- _What you are asked to do_:
Examine the data below and state how many lines contain "JSON", offering no other words.

Top of Recorded data

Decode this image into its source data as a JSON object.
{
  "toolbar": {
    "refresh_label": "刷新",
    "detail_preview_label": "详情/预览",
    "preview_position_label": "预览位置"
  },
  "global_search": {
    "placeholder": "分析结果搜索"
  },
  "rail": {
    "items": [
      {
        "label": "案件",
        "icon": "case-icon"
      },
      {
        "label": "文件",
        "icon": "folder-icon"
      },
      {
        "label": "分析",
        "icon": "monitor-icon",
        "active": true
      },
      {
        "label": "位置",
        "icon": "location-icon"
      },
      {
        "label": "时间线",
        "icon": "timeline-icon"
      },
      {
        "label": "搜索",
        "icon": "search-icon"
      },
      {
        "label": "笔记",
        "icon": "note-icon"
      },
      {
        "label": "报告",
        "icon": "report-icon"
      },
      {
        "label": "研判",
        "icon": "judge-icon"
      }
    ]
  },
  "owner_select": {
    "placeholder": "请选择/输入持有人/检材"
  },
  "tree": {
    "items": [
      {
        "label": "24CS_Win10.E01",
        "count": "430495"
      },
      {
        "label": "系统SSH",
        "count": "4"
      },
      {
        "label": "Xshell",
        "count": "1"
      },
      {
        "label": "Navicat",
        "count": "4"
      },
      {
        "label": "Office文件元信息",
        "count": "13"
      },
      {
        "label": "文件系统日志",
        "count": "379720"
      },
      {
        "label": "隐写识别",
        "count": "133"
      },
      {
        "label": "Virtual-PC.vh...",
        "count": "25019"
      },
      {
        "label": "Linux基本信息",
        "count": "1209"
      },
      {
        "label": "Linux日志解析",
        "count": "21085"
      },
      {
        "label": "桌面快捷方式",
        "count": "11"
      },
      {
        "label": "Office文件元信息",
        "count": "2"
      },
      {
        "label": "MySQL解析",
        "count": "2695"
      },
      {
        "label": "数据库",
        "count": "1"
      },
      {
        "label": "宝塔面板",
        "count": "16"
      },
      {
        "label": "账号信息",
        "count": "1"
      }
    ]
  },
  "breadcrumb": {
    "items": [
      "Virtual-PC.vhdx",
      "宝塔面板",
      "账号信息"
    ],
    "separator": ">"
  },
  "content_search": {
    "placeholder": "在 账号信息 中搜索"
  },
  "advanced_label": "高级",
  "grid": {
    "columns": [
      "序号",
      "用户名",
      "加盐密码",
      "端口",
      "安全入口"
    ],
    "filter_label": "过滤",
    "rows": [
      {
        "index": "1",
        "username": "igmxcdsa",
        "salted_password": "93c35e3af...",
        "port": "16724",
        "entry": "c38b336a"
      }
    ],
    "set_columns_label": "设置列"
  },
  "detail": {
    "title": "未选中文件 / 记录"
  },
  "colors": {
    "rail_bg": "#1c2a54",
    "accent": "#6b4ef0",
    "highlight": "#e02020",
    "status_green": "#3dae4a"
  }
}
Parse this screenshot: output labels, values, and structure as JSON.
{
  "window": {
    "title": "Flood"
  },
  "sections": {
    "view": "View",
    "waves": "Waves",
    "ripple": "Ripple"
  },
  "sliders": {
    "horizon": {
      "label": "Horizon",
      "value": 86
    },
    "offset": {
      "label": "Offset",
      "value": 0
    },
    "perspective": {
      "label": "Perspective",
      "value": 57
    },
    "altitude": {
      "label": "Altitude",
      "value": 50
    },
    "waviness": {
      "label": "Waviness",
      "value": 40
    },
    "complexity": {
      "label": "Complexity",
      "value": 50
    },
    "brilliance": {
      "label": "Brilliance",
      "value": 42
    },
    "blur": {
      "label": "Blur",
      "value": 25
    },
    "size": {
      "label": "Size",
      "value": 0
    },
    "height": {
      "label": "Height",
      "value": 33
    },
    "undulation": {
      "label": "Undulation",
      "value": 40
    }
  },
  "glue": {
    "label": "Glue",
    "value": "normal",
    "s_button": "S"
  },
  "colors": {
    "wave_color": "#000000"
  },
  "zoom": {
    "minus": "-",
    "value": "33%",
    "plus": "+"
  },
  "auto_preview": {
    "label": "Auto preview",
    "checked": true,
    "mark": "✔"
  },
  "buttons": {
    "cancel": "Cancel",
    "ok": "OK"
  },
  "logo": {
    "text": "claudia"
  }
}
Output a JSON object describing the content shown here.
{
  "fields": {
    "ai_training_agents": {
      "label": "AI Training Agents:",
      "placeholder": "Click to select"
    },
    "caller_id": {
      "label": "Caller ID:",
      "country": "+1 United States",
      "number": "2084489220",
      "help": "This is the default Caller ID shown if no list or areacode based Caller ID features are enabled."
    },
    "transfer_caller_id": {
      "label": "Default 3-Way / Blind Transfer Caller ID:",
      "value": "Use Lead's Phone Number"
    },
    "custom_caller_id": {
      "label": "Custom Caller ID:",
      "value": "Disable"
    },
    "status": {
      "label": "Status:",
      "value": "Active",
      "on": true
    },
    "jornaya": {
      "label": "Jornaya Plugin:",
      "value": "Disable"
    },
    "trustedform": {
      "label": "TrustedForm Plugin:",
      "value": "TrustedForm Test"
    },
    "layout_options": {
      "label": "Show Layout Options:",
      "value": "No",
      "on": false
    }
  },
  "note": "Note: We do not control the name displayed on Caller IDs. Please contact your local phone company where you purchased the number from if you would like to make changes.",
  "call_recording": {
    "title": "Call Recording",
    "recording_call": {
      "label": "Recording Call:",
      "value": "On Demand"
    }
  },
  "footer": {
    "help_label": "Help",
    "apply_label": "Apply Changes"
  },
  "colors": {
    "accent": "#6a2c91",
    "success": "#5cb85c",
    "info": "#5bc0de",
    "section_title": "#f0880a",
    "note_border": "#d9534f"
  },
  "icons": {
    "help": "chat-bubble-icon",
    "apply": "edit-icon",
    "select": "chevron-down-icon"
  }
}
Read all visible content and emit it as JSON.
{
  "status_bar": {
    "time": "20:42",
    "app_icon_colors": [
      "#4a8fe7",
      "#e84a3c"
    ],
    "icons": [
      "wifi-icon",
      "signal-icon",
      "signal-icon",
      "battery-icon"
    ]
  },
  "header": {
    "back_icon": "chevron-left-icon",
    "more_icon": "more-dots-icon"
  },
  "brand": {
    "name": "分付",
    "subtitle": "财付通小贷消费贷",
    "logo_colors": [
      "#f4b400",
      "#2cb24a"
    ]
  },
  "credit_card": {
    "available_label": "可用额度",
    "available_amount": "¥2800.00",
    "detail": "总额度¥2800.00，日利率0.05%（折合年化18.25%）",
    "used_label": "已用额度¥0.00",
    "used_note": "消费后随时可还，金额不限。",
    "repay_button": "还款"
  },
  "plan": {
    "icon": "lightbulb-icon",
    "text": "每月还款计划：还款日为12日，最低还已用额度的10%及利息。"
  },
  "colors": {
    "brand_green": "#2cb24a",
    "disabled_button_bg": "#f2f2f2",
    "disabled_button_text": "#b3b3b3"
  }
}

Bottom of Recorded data

- _Solution for this task_:
4